What to produce. Your answer should be the full set of entries, given again without alteration.

Record set.
((

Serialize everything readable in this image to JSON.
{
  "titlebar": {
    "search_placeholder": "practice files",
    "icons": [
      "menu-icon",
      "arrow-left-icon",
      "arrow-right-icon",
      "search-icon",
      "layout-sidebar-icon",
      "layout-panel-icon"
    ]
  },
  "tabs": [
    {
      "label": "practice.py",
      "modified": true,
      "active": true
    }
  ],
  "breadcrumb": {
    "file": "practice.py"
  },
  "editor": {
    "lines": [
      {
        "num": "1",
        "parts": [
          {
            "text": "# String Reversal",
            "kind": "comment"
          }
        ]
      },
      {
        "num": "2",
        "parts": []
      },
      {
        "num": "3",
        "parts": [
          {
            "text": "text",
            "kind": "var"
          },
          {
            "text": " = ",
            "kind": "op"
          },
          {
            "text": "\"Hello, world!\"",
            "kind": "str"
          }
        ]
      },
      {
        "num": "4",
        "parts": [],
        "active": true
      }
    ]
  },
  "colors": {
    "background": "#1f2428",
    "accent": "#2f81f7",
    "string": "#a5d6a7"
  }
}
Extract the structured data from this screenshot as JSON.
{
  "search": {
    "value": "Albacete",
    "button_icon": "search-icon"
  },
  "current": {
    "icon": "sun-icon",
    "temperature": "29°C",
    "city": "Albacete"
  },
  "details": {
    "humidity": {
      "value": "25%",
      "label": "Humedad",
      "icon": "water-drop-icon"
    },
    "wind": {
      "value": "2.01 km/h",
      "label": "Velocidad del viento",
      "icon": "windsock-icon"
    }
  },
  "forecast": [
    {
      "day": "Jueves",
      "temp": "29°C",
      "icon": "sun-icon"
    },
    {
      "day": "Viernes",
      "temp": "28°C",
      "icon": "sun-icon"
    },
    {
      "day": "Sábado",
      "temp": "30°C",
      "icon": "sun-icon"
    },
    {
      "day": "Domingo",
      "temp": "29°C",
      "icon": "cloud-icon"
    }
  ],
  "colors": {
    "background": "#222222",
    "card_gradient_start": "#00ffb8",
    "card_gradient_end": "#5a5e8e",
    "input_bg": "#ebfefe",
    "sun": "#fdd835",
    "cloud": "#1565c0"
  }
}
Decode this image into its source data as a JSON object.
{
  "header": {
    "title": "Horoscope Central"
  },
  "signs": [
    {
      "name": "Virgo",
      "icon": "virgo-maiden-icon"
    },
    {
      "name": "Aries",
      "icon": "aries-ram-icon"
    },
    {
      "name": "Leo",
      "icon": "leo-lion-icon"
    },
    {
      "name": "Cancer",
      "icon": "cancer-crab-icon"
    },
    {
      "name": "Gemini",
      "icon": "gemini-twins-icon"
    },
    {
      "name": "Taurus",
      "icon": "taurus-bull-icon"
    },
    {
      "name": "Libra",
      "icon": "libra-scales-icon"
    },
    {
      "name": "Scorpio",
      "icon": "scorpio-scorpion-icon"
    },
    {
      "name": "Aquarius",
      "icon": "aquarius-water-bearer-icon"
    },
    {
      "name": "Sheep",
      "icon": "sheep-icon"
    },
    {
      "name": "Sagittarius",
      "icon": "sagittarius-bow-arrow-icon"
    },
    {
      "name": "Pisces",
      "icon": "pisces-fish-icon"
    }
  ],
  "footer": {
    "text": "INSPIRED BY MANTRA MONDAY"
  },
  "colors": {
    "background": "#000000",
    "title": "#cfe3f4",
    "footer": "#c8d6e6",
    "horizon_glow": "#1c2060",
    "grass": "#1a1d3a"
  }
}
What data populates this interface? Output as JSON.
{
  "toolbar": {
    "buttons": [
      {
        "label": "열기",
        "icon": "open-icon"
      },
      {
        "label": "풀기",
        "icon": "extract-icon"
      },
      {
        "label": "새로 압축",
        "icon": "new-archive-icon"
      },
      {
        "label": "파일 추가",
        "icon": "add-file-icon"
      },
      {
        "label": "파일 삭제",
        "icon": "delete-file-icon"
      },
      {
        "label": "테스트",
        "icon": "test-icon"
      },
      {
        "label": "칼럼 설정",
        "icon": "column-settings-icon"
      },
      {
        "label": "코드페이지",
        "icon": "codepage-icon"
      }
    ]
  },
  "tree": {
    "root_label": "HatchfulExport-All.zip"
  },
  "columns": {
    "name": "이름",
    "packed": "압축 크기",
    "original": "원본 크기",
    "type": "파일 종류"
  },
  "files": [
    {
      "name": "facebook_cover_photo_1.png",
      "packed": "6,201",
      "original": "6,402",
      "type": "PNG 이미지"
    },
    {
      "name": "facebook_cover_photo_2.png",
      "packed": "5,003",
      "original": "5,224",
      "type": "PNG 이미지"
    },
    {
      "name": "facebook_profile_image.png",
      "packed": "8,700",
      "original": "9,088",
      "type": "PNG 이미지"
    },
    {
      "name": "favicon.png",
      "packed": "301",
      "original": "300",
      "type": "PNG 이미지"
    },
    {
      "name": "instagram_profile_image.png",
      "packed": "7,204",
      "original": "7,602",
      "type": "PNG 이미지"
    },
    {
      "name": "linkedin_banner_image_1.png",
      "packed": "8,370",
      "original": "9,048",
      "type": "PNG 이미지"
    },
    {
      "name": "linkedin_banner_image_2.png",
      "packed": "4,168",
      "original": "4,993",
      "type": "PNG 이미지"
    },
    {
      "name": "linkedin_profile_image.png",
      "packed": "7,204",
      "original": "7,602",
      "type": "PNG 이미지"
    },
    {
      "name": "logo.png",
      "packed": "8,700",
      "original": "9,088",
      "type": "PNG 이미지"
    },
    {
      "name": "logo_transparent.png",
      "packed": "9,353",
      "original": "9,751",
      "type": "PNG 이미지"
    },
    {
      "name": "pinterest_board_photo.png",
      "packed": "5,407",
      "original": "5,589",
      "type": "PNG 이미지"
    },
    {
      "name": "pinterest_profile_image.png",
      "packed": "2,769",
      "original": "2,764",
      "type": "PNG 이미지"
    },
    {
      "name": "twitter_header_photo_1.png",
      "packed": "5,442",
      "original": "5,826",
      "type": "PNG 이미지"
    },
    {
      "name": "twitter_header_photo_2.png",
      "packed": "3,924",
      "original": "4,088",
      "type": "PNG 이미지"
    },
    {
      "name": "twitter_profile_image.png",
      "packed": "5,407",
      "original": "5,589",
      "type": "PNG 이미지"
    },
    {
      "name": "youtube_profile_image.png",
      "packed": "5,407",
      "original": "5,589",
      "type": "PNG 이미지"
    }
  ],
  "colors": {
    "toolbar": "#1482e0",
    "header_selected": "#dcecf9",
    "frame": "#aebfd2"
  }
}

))

Response box.
Serialize everything readable in this image to JSON.
{
  "titlebar": {
    "search_placeholder": "practice files",
    "icons": [
      "menu-icon",
      "arrow-left-icon",
      "arrow-right-icon",
      "search-icon",
      "layout-sidebar-icon",
      "layout-panel-icon"
    ]
  },
  "tabs": [
    {
      "label": "practice.py",
      "modified": true,
      "active": true
    }
  ],
  "breadcrumb": {
    "file": "practice.py"
  },
  "editor": {
    "lines": [
      {
        "num": "1",
        "parts": [
          {
            "text": "# String Reversal",
            "kind": "comment"
          }
        ]
      },
      {
        "num": "2",
        "parts": []
      },
      {
        "num": "3",
        "parts": [
          {
            "text": "text",
            "kind": "var"
          },
          {
            "text": " = ",
            "kind": "op"
          },
          {
            "text": "\"Hello, world!\"",
            "kind": "str"
          }
        ]
      },
      {
        "num": "4",
        "parts": [],
        "active": true
      }
    ]
  },
  "colors": {
    "background": "#1f2428",
    "accent": "#2f81f7",
    "string": "#a5d6a7"
  }
}
Extract the structured data from this screenshot as JSON.
{
  "search": {
    "value": "Albacete",
    "button_icon": "search-icon"
  },
  "current": {
    "icon": "sun-icon",
    "temperature": "29°C",
    "city": "Albacete"
  },
  "details": {
    "humidity": {
      "value": "25%",
      "label": "Humedad",
      "icon": "water-drop-icon"
    },
    "wind": {
      "value": "2.01 km/h",
      "label": "Velocidad del viento",
      "icon": "windsock-icon"
    }
  },
  "forecast": [
    {
      "day": "Jueves",
      "temp": "29°C",
      "icon": "sun-icon"
    },
    {
      "day": "Viernes",
      "temp": "28°C",
      "icon": "sun-icon"
    },
    {
      "day": "Sábado",
      "temp": "30°C",
      "icon": "sun-icon"
    },
    {
      "day": "Domingo",
      "temp": "29°C",
      "icon": "cloud-icon"
    }
  ],
  "colors": {
    "background": "#222222",
    "card_gradient_start": "#00ffb8",
    "card_gradient_end": "#5a5e8e",
    "input_bg": "#ebfefe",
    "sun": "#fdd835",
    "cloud": "#1565c0"
  }
}
Decode this image into its source data as a JSON object.
{
  "header": {
    "title": "Horoscope Central"
  },
  "signs": [
    {
      "name": "Virgo",
      "icon": "virgo-maiden-icon"
    },
    {
      "name": "Aries",
      "icon": "aries-ram-icon"
    },
    {
      "name": "Leo",
      "icon": "leo-lion-icon"
    },
    {
      "name": "Cancer",
      "icon": "cancer-crab-icon"
    },
    {
      "name": "Gemini",
      "icon": "gemini-twins-icon"
    },
    {
      "name": "Taurus",
      "icon": "taurus-bull-icon"
    },
    {
      "name": "Libra",
      "icon": "libra-scales-icon"
    },
    {
      "name": "Scorpio",
      "icon": "scorpio-scorpion-icon"
    },
    {
      "name": "Aquarius",
      "icon": "aquarius-water-bearer-icon"
    },
    {
      "name": "Sheep",
      "icon": "sheep-icon"
    },
    {
      "name": "Sagittarius",
      "icon": "sagittarius-bow-arrow-icon"
    },
    {
      "name": "Pisces",
      "icon": "pisces-fish-icon"
    }
  ],
  "footer": {
    "text": "INSPIRED BY MANTRA MONDAY"
  },
  "colors": {
    "background": "#000000",
    "title": "#cfe3f4",
    "footer": "#c8d6e6",
    "horizon_glow": "#1c2060",
    "grass": "#1a1d3a"
  }
}
What data populates this interface? Output as JSON.
{
  "toolbar": {
    "buttons": [
      {
        "label": "열기",
        "icon": "open-icon"
      },
      {
        "label": "풀기",
        "icon": "extract-icon"
      },
      {
        "label": "새로 압축",
        "icon": "new-archive-icon"
      },
      {
        "label": "파일 추가",
        "icon": "add-file-icon"
      },
      {
        "label": "파일 삭제",
        "icon": "delete-file-icon"
      },
      {
        "label": "테스트",
        "icon": "test-icon"
      },
      {
        "label": "칼럼 설정",
        "icon": "column-settings-icon"
      },
      {
        "label": "코드페이지",
        "icon": "codepage-icon"
      }
    ]
  },
  "tree": {
    "root_label": "HatchfulExport-All.zip"
  },
  "columns": {
    "name": "이름",
    "packed": "압축 크기",
    "original": "원본 크기",
    "type": "파일 종류"
  },
  "files": [
    {
      "name": "facebook_cover_photo_1.png",
      "packed": "6,201",
      "original": "6,402",
      "type": "PNG 이미지"
    },
    {
      "name": "facebook_cover_photo_2.png",
      "packed": "5,003",
      "original": "5,224",
      "type": "PNG 이미지"
    },
    {
      "name": "facebook_profile_image.png",
      "packed": "8,700",
      "original": "9,088",
      "type": "PNG 이미지"
    },
    {
      "name": "favicon.png",
      "packed": "301",
      "original": "300",
      "type": "PNG 이미지"
    },
    {
      "name": "instagram_profile_image.png",
      "packed": "7,204",
      "original": "7,602",
      "type": "PNG 이미지"
    },
    {
      "name": "linkedin_banner_image_1.png",
      "packed": "8,370",
      "original": "9,048",
      "type": "PNG 이미지"
    },
    {
      "name": "linkedin_banner_image_2.png",
      "packed": "4,168",
      "original": "4,993",
      "type": "PNG 이미지"
    },
    {
      "name": "linkedin_profile_image.png",
      "packed": "7,204",
      "original": "7,602",
      "type": "PNG 이미지"
    },
    {
      "name": "logo.png",
      "packed": "8,700",
      "original": "9,088",
      "type": "PNG 이미지"
    },
    {
      "name": "logo_transparent.png",
      "packed": "9,353",
      "original": "9,751",
      "type": "PNG 이미지"
    },
    {
      "name": "pinterest_board_photo.png",
      "packed": "5,407",
      "original": "5,589",
      "type": "PNG 이미지"
    },
    {
      "name": "pinterest_profile_image.png",
      "packed": "2,769",
      "original": "2,764",
      "type": "PNG 이미지"
    },
    {
      "name": "twitter_header_photo_1.png",
      "packed": "5,442",
      "original": "5,826",
      "type": "PNG 이미지"
    },
    {
      "name": "twitter_header_photo_2.png",
      "packed": "3,924",
      "original": "4,088",
      "type": "PNG 이미지"
    },
    {
      "name": "twitter_profile_image.png",
      "packed": "5,407",
      "original": "5,589",
      "type": "PNG 이미지"
    },
    {
      "name": "youtube_profile_image.png",
      "packed": "5,407",
      "original": "5,589",
      "type": "PNG 이미지"
    }
  ],
  "colors": {
    "toolbar": "#1482e0",
    "header_selected": "#dcecf9",
    "frame": "#aebfd2"
  }
}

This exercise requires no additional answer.